C$ hits fresh 11-year low on oil slump
By Alastair Sharp
TORONTO (Reuters) - The Canadian dollar weakened to a fresh 11-year low against the greenback on Tuesday, as a slump in crude oil prices to 2009 levels raised the prospect Canada's central bank might have to take further accommodative measures.
U.S. crude prices fell below $37 per barrel for the first time since early 2009 on fears global oil producers will pump even more crude in a battle for share in a saturated market.
"Oil spending time below $40 is shaking the foundations of the market," said Darcy Browne, managing director of foreign exchange sales at CIBC Capital Markets. "Whether it be people concerned for job cuts, are we going to start talking about rate cuts here, some form of QE (qualitative easing)."
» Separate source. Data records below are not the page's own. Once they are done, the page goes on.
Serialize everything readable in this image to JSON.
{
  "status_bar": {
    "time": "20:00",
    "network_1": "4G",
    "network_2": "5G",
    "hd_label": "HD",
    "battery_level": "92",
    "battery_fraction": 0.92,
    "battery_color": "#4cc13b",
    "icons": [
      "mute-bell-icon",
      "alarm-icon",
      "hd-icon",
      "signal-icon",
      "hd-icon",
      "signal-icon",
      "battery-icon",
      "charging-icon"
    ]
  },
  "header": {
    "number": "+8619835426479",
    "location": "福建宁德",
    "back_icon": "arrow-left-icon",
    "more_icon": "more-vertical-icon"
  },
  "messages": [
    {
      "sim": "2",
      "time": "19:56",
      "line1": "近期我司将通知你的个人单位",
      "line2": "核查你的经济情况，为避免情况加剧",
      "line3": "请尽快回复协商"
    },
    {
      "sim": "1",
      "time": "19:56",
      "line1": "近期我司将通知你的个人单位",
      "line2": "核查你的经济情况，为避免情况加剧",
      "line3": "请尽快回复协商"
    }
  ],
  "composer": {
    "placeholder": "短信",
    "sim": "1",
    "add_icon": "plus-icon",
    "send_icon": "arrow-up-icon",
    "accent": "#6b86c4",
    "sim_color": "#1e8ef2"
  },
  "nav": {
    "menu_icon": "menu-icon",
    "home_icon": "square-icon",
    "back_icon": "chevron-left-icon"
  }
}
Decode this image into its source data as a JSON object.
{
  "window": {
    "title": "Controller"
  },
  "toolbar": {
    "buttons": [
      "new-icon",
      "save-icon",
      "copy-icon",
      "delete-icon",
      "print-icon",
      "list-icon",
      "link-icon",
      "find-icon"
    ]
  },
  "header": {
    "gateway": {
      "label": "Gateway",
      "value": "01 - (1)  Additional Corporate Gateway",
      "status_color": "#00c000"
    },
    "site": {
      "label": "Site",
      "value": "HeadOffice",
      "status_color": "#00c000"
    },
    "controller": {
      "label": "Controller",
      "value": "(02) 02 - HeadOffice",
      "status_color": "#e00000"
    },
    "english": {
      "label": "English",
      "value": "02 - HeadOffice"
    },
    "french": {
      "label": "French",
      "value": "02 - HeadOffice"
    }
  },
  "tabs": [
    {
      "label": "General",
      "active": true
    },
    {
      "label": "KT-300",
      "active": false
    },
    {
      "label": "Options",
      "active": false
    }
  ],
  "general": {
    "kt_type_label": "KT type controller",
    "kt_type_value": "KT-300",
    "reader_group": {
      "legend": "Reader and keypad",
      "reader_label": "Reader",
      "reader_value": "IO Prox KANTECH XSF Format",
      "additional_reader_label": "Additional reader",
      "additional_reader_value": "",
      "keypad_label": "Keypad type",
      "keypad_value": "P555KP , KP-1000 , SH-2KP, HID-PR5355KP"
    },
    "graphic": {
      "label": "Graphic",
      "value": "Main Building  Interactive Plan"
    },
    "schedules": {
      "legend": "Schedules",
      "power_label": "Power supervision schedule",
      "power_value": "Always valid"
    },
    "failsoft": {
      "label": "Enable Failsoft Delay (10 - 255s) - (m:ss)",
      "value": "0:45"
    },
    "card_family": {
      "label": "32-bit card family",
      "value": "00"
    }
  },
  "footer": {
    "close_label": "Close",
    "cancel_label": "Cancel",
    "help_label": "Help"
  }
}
The Bank of Canada cut rates twice this year to offset the oil price shock, and on Tuesday said it could push them into negative territory if warranted, but stressed it did not expect to use such unconventional monetary policy.
Meanwhile, the U.S. Federal Reserve is widely expected to hike rates for the first time in almost a decade later this month.
The Canadian dollar CAD=D4 settled at C$1.3587 to the greenback, or 73.60 U.S. cents, weaker than the Bank of Canada's official close of C$1.3513, or 74.00 U.S. cents.
In the two weeks to last Friday, the loonie had traded between C$1.3280 and C$1.3436.
The currency's strongest level of the session was C$1.3496, while it hit its weakest level since mid-2004 at C$1.3623. Continued...